-- Work required --
Provide an exact reproduction of every entry.

-- Data for this exercise --
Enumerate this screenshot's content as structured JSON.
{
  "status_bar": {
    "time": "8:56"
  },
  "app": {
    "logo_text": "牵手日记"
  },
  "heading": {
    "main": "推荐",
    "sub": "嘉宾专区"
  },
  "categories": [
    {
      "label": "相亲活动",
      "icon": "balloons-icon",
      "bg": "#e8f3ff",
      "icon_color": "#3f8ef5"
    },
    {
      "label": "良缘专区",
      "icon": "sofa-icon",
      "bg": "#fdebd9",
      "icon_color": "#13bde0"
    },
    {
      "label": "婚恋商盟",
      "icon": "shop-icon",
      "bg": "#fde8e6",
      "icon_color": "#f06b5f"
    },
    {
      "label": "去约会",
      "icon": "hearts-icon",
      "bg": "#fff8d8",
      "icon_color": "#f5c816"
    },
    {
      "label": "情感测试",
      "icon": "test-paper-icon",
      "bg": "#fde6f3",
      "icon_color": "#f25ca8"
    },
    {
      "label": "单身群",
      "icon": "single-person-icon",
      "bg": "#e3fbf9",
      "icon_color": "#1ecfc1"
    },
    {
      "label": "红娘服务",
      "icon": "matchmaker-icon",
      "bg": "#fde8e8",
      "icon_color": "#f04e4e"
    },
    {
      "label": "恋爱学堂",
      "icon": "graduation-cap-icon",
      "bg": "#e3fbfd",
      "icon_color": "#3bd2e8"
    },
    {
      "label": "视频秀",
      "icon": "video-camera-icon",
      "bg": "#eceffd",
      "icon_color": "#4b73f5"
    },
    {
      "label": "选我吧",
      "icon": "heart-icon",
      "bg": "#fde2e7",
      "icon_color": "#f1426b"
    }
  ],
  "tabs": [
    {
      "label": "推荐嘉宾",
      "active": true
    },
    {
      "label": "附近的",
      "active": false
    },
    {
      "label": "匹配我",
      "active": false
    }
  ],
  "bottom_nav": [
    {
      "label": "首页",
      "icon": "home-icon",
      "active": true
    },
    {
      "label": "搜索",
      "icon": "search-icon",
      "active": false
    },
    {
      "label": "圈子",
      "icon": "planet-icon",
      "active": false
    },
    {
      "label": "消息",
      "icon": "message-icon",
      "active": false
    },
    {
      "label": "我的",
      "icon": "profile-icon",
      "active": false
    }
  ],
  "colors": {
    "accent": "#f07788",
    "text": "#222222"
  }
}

-- Completed task --
Enumerate this screenshot's content as structured JSON.
{
  "status_bar": {
    "time": "8:56"
  },
  "app": {
    "logo_text": "牵手日记"
  },
  "heading": {
    "main": "推荐",
    "sub": "嘉宾专区"
  },
  "categories": [
    {
      "label": "相亲活动",
      "icon": "balloons-icon",
      "bg": "#e8f3ff",
      "icon_color": "#3f8ef5"
    },
    {
      "label": "良缘专区",
      "icon": "sofa-icon",
      "bg": "#fdebd9",
      "icon_color": "#13bde0"
    },
    {
      "label": "婚恋商盟",
      "icon": "shop-icon",
      "bg": "#fde8e6",
      "icon_color": "#f06b5f"
    },
    {
      "label": "去约会",
      "icon": "hearts-icon",
      "bg": "#fff8d8",
      "icon_color": "#f5c816"
    },
    {
      "label": "情感测试",
      "icon": "test-paper-icon",
      "bg": "#fde6f3",
      "icon_color": "#f25ca8"
    },
    {
      "label": "单身群",
      "icon": "single-person-icon",
      "bg": "#e3fbf9",
      "icon_color": "#1ecfc1"
    },
    {
      "label": "红娘服务",
      "icon": "matchmaker-icon",
      "bg": "#fde8e8",
      "icon_color": "#f04e4e"
    },
    {
      "label": "恋爱学堂",
      "icon": "graduation-cap-icon",
      "bg": "#e3fbfd",
      "icon_color": "#3bd2e8"
    },
    {
      "label": "视频秀",
      "icon": "video-camera-icon",
      "bg": "#eceffd",
      "icon_color": "#4b73f5"
    },
    {
      "label": "选我吧",
      "icon": "heart-icon",
      "bg": "#fde2e7",
      "icon_color": "#f1426b"
    }
  ],
  "tabs": [
    {
      "label": "推荐嘉宾",
      "active": true
    },
    {
      "label": "附近的",
      "active": false
    },
    {
      "label": "匹配我",
      "active": false
    }
  ],
  "bottom_nav": [
    {
      "label": "首页",
      "icon": "home-icon",
      "active": true
    },
    {
      "label": "搜索",
      "icon": "search-icon",
      "active": false
    },
    {
      "label": "圈子",
      "icon": "planet-icon",
      "active": false
    },
    {
      "label": "消息",
      "icon": "message-icon",
      "active": false
    },
    {
      "label": "我的",
      "icon": "profile-icon",
      "active": false
    }
  ],
  "colors": {
    "accent": "#f07788",
    "text": "#222222"
  }
}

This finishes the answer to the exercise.